● Assignment:
Lines of the material that include the string "Cross" should be returned.

(Entries supplied begins)

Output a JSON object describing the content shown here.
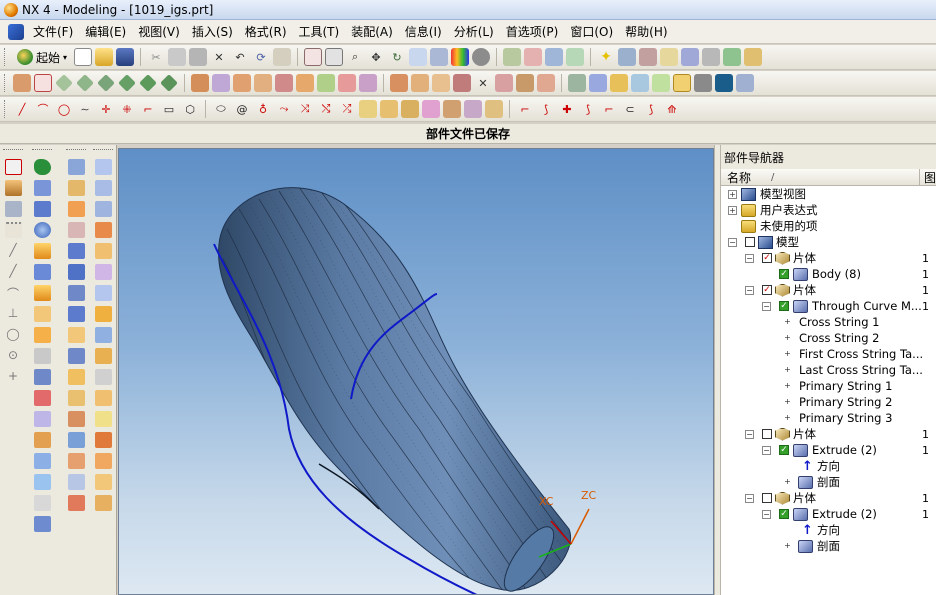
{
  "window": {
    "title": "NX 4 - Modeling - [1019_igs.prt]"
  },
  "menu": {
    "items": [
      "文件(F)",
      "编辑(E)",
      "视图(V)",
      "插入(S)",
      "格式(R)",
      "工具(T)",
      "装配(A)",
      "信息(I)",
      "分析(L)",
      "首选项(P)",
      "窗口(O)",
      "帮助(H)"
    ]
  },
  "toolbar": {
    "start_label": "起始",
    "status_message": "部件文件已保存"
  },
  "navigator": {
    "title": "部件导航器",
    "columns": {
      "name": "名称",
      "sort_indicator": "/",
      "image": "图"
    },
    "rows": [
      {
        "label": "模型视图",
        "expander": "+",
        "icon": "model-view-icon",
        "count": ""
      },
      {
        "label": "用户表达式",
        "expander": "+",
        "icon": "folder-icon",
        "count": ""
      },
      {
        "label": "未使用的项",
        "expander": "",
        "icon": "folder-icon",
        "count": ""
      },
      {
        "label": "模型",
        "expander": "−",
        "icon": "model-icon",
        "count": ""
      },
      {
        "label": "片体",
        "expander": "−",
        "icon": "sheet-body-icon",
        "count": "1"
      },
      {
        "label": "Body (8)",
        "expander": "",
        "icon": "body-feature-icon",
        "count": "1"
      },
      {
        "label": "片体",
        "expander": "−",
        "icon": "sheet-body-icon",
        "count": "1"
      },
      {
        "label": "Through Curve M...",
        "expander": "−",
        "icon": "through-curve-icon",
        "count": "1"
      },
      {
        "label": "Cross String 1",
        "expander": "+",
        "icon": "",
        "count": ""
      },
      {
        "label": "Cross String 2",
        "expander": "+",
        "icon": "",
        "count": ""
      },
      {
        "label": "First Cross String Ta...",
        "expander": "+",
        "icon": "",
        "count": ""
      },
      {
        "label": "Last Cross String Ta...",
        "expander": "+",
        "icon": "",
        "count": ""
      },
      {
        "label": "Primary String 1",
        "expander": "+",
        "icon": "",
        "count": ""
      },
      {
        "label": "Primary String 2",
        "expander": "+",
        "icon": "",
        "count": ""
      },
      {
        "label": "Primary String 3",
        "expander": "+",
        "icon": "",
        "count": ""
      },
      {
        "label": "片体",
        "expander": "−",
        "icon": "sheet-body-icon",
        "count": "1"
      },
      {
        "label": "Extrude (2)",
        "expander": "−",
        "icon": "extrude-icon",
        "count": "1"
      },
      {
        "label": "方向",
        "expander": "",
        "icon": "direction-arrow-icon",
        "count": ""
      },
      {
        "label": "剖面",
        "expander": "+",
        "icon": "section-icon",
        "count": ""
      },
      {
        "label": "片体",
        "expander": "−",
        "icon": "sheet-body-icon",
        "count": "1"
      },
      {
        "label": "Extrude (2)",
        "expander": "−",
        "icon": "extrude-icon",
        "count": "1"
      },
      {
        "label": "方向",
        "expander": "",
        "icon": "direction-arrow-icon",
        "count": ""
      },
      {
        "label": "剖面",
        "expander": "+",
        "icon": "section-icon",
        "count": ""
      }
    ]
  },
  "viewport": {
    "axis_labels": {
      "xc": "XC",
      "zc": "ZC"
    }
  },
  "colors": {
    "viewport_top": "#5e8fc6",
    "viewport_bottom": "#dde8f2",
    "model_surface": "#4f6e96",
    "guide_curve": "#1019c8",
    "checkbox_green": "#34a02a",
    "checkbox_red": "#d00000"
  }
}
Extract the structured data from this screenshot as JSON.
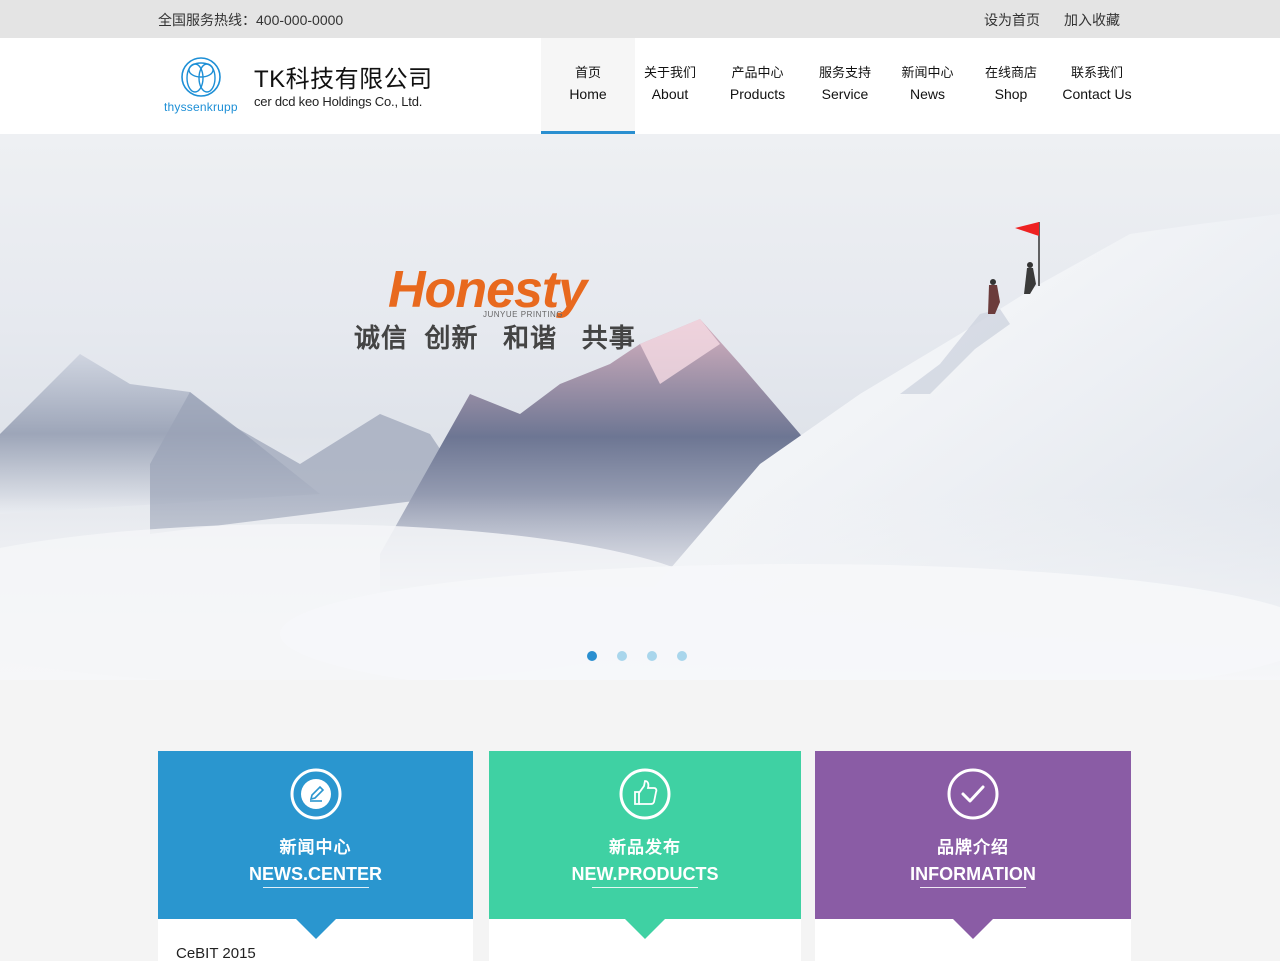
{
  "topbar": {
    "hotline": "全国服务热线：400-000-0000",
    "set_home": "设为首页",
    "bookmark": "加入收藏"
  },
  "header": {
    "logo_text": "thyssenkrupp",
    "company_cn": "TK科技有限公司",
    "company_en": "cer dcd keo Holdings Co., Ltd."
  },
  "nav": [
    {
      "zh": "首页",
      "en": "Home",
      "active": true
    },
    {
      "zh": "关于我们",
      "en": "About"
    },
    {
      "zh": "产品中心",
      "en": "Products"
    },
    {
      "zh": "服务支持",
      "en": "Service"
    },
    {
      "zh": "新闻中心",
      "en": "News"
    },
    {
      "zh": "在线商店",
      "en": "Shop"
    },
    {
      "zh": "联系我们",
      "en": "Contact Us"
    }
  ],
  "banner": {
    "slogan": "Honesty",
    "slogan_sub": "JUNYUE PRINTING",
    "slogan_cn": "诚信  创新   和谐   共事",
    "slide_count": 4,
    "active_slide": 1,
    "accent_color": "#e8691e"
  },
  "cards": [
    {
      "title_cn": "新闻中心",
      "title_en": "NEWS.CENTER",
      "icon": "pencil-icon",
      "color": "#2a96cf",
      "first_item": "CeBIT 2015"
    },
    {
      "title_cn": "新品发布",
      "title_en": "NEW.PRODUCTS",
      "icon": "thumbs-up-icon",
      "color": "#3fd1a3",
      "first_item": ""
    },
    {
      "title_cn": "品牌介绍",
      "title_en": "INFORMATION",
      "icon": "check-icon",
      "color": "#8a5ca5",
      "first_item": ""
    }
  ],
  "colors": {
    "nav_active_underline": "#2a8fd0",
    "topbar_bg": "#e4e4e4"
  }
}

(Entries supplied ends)

● Answer to this exercise:
        "label": "Cross String 1",
        "label": "Cross String 2",
        "label": "First Cross String Ta...",
        "label": "Last Cross String Ta...",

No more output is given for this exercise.